WHAT TO WORK ON: Please copy every record below exactly, but leave the pictures out.

----- GIVEN DATA

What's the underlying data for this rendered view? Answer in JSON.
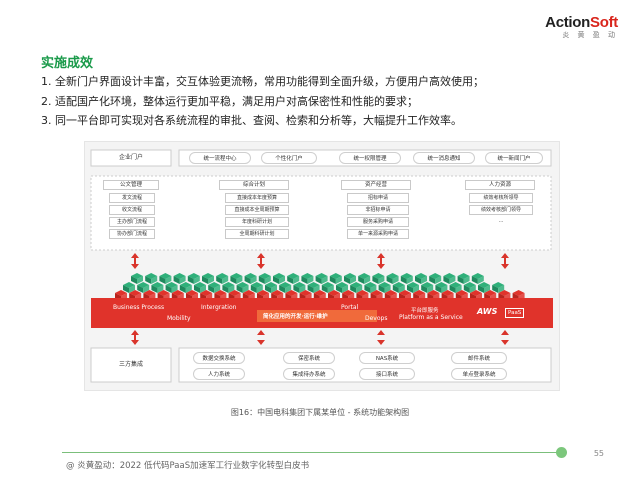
{
  "logo": {
    "brand_a": "Action",
    "brand_b": "Soft",
    "tagline": "炎 黄 盈 动"
  },
  "heading": "实施成效",
  "points": [
    "1.  全新门户界面设计丰富，交互体验更流畅，常用功能得到全面升级，方便用户高效使用；",
    "2.  适配国产化环境，整体运行更加平稳，满足用户对高保密性和性能的要求；",
    "3.  同一平台即可实现对各系统流程的审批、查阅、检索和分析等，大幅提升工作效率。"
  ],
  "figure": {
    "portal": {
      "label": "企业门户",
      "items": [
        "统一流程中心",
        "个性化门户",
        "统一权限管理",
        "统一消息通知",
        "统一新闻门户"
      ]
    },
    "modules": [
      {
        "title": "公文管理",
        "items": [
          "发文流程",
          "收文流程",
          "主办部门流程",
          "协办部门流程"
        ]
      },
      {
        "title": "综合计划",
        "items": [
          "直接成本年度预算",
          "直接成本全周期预算",
          "年度科研计划",
          "全周期科研计划"
        ]
      },
      {
        "title": "资产经营",
        "items": [
          "招标申请",
          "非招标申请",
          "服务采购申请",
          "单一来源采购申请"
        ]
      },
      {
        "title": "人力资源",
        "items": [
          "绩效考核所领导",
          "绩效考核部门领导",
          "..."
        ]
      }
    ],
    "band": {
      "business_process": "Business Process",
      "mobility": "Mobility",
      "integration": "Intergration",
      "core": "简化应用的开发·运行·维护",
      "portal": "Portal",
      "devops": "Devops",
      "platform_cn": "平台即服务",
      "platform_en": "Platform as a Service",
      "brand": "AWS",
      "brand_tag": "PaaS",
      "color": "#e0332b"
    },
    "integration": {
      "label": "三方集成",
      "items": [
        "数据交换系统",
        "人力系统",
        "保密系统",
        "集成待办系统",
        "NAS系统",
        "接口系统",
        "邮件系统",
        "单点登录系统"
      ]
    }
  },
  "caption": "图16：中国电科集团下属某单位 - 系统功能架构图",
  "page_number": "55",
  "footer": "@ 炎黄盈动：2022 低代码PaaS加速军工行业数字化转型白皮书"
}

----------

SOLUTION FOR THIS PROBLEM:
What's the underlying data for this rendered view? Answer in JSON.
{
  "logo": {
    "brand_a": "Action",
    "brand_b": "Soft",
    "tagline": "炎 黄 盈 动"
  },
  "heading": "实施成效",
  "points": [
    "1.  全新门户界面设计丰富，交互体验更流畅，常用功能得到全面升级，方便用户高效使用；",
    "2.  适配国产化环境，整体运行更加平稳，满足用户对高保密性和性能的要求；",
    "3.  同一平台即可实现对各系统流程的审批、查阅、检索和分析等，大幅提升工作效率。"
  ],
  "figure": {
    "portal": {
      "label": "企业门户",
      "items": [
        "统一流程中心",
        "个性化门户",
        "统一权限管理",
        "统一消息通知",
        "统一新闻门户"
      ]
    },
    "modules": [
      {
        "title": "公文管理",
        "items": [
          "发文流程",
          "收文流程",
          "主办部门流程",
          "协办部门流程"
        ]
      },
      {
        "title": "综合计划",
        "items": [
          "直接成本年度预算",
          "直接成本全周期预算",
          "年度科研计划",
          "全周期科研计划"
        ]
      },
      {
        "title": "资产经营",
        "items": [
          "招标申请",
          "非招标申请",
          "服务采购申请",
          "单一来源采购申请"
        ]
      },
      {
        "title": "人力资源",
        "items": [
          "绩效考核所领导",
          "绩效考核部门领导",
          "..."
        ]
      }
    ],
    "band": {
      "business_process": "Business Process",
      "mobility": "Mobility",
      "integration": "Intergration",
      "core": "简化应用的开发·运行·维护",
      "portal": "Portal",
      "devops": "Devops",
      "platform_cn": "平台即服务",
      "platform_en": "Platform as a Service",
      "brand": "AWS",
      "brand_tag": "PaaS",
      "color": "#e0332b"
    },
    "integration": {
      "label": "三方集成",
      "items": [
        "数据交换系统",
        "人力系统",
        "保密系统",
        "集成待办系统",
        "NAS系统",
        "接口系统",
        "邮件系统",
        "单点登录系统"
      ]
    }
  },
  "caption": "图16：中国电科集团下属某单位 - 系统功能架构图",
  "page_number": "55",
  "footer": "@ 炎黄盈动：2022 低代码PaaS加速军工行业数字化转型白皮书"
}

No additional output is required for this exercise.